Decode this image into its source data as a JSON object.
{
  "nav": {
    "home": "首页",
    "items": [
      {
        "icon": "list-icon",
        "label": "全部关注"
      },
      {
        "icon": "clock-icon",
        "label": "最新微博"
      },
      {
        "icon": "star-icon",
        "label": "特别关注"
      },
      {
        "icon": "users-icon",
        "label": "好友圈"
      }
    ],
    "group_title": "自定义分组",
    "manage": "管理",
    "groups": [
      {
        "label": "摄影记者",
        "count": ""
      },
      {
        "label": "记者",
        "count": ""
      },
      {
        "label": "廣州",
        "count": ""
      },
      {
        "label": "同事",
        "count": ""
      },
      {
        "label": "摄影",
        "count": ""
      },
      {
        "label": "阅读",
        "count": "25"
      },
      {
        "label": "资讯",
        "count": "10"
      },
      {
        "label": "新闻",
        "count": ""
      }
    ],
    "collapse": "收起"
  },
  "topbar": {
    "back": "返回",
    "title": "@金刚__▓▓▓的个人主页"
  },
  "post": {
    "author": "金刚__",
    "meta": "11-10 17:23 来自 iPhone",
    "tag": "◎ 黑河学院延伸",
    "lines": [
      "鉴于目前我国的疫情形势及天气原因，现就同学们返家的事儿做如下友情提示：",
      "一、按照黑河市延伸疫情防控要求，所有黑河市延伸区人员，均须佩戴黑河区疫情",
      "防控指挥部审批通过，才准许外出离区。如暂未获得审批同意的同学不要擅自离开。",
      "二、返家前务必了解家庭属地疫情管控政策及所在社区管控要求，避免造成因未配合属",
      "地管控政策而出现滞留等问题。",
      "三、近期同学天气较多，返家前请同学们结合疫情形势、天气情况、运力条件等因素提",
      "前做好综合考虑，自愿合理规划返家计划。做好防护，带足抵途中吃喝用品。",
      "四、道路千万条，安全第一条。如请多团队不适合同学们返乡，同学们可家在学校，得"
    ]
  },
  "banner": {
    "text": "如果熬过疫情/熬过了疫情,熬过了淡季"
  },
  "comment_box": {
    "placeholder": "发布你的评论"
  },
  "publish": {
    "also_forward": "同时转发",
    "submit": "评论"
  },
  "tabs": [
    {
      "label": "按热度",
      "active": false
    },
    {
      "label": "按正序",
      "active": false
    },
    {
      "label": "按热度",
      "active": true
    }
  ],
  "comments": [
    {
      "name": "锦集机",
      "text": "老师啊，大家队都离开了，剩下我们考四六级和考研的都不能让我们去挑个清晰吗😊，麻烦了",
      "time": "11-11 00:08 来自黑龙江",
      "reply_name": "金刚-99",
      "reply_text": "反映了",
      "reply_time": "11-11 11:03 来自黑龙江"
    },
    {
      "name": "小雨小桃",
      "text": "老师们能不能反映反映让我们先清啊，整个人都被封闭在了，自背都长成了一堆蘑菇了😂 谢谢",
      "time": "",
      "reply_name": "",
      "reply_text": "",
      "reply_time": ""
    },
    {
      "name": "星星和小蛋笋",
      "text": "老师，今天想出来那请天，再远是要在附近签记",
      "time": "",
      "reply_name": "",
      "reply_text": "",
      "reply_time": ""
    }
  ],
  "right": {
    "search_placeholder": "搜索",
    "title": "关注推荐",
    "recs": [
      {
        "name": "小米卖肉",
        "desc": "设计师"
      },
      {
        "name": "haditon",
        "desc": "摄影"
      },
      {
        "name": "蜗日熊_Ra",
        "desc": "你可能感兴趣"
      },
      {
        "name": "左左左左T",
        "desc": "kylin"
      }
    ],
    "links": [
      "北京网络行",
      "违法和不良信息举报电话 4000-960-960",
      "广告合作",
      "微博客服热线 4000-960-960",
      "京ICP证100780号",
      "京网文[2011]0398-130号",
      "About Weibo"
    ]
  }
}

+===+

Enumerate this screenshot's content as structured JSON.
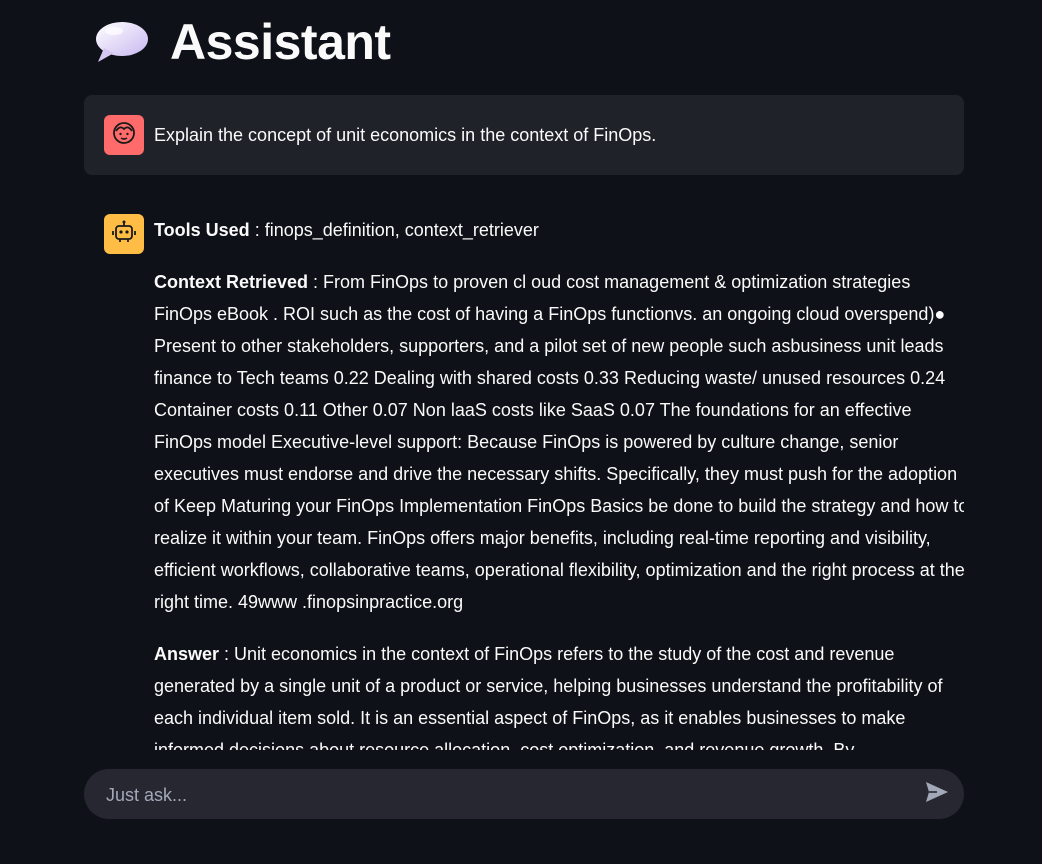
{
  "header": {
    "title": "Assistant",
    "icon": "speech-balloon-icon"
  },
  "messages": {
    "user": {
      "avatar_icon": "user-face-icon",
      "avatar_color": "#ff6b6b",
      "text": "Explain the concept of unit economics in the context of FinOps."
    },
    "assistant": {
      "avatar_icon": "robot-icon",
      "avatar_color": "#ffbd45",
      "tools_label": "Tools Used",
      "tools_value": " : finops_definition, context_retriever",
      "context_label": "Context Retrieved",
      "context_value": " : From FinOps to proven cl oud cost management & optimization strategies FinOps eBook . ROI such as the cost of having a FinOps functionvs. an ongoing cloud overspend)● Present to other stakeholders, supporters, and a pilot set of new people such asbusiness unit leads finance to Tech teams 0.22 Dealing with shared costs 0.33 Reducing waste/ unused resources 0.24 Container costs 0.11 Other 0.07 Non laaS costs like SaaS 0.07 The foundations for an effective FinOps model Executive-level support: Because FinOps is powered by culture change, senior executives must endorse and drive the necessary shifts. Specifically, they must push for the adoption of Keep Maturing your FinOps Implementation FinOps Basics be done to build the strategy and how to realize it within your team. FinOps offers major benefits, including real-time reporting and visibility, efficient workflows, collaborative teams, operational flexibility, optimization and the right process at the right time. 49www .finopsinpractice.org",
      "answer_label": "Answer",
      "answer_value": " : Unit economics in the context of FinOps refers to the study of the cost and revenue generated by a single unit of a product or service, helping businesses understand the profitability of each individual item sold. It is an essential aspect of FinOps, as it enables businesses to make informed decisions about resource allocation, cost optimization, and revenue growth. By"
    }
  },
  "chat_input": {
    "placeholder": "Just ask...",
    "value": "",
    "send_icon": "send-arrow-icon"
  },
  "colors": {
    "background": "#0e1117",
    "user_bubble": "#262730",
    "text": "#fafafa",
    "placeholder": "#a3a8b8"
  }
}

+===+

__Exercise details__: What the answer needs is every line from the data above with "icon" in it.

__Expected answer__:
        "icon": "list-icon",
        "icon": "clock-icon",
        "icon": "star-icon",
        "icon": "users-icon",
    "icon": "speech-balloon-icon"
      "avatar_icon": "user-face-icon",
      "avatar_icon": "robot-icon",
    "send_icon": "send-arrow-icon"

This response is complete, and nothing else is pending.